IT was the most concerning moment of what was an otherwise uneventful friendly match against Luxembourg for Scotland head coach Steve Clarke.

But at the same time it was the most uplifting.

When Olivier Thill barged cynically into the back of Billy Gilmour in the second-half of the match in the Josy Barthel Stadium yesterday it was immediately obvious to anyone looking on that the midfielder was hurt.

The Chelsea player, who had celebrated with his team mates in Porto eight days earlier after the Stamford Bridge club had lifted the Champions League, required several minutes of treatment from medical staff and eventually had to leave the field as a precaution.

Clarke was, having been impressed by the contribution the gifted teenager had made after replacing Callum McGregor in the centre of the park, understandably worried.

Still, the response of his charges to the challenge – they reacted furiously, stepped in to ensure that Gilmour was alright, surrounded Thill to make their displeasure known and remonstrated with the match official in numbers – was pleasing.

It showed the former Chelsea and Scotland left back that his men, even the ones who had only joined up with his squad for the first time 10 days earlier when they flew out of Glasgow for a warm weather training camp in Spain, had developed a close bond and were prepared to fight for one another.

With the opening Euro 2020 match against the Czech Republic looming at Hampden just eight days away, the it suggested to Clarke that they were ready to go into battle.

“It is one of these things that happens in football,” he said. “The reaction of the players around it was good. They offered a bit of protection and showed we’re together.”

Clarke, who hails from Salcoats, quipped that Gilmour, who comes from nearby Ardrossan, was a tough lad because the area he group up in. But his players clearly have that quality in abundance. It augurs well for the forthcoming fortnight. 

That Scotland only beat a Luxembourg side which had been reduced to 10 men in the first-half - Vahid Selimovic was ordered off for a tug on Lyndon Dykes as the forward bore down on goal - by a single Che Adams goal was far from impressive.

An emphatic victory would have lifted the spirits and raised the hopes of a nation ahead of the Group D matches against the Czech Republic, England and Croatia.

Still, the former Newcastle United, Chelsea and Liverpool assistant was pleased with much of what he had witnessed during the 90 minutes and the mindset of his players ahead of their first appearance in the finals of a major tournament since France ’98. 

Clarke added: “We had lots of chances. (Lyndon) Dykes is in there disappointed that he didn’t get the match ball to be honest with you. He had so many chances. Che (Adams) had a few as well.

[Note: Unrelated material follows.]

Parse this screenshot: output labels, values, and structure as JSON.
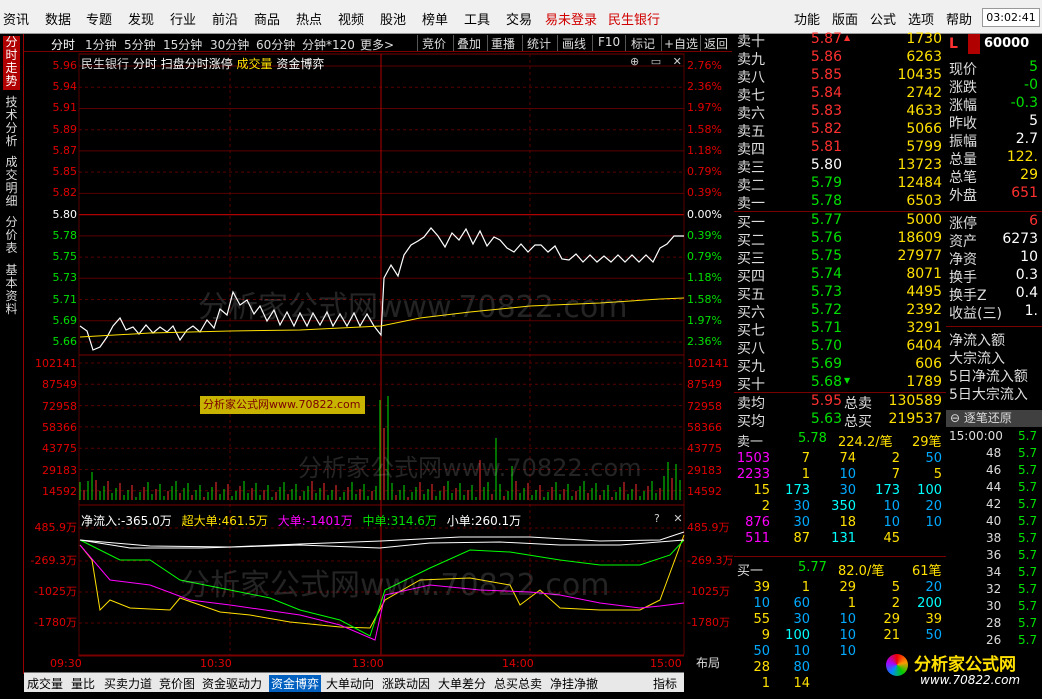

“But it was nice to work with the two strikers as I wanted to have a look at them in one of the two games so it was nice to have a look at them.

“I wanted to have a look at the midfield tonight with John McGinn and Scott McTominay available to play so that was interesting to see as well. Obviously there were some minutes and more game time for some of the players who required it as well.

“The young boys who have come in have all done well. They have taken part in the group, they have taken part in the training, they have made contributions, they have got their caps now. They have all come into the group and put a bit more pressure on the senior ones that are there.”

Clarke had started with Liam Cooper and Jack Hendry alongside Kieran Tierney in his three man defence in the friendly against the Netherlands in Portugal last Wednesday and yesterday he gave Declan Gallagher and Grant Hanley the opportunity to show him what they offered.

The centre backs displays will have given him food for thought. As, for that matter, will Scott McKenna, who came on in the second-half. But the manager believes he has intense competition in every position.

“I have selection headaches all over the pitch,” he said. “The boys that played midfield the other night against Holland were really good, I enjoyed that midfield three, I enjoyed the way they played. We had a different midfield tonight.

“Listen, I have headaches all over the pitch, I said last week that I wanted headaches – everyone fighting, everyone with a viable chance of being involved in the three games. That’s what we need, everyone ready.

“You never know what will happen now, like the little scare with Covid, pick up a couple of injuries in certain positions, everyone has to be ready. You saw tonight, when they come in they know what they are doing. That’s really important.”

Clarke handed Nathan Patterson, who had missed the match with the Dutch as a result of the positive coronavirus test that John Fleck had returned in Spain, his Scotland debut and feels even the Rangers right, who came on for Stephen O’Donnell of Motherwell, has a chance.  

“They have all given me something to think about,” he said. “It was good to get Nathan on the pitch. He has trained well and he deserves his first cap – I am sure it is the first of many.”

Members of the Tartan Army will be hoping the Luxembourg triumph is the first of many that Scotland record this month – and the national team can progress to the knockout rounds of a major tournament for the first time in their history as a result.

Andy Robertson and his team mates will have to do far better in attack than they did yesterday, but there is much for his compatriots to be optimistic about following an encouraging preparation for the Euro 2020 finals.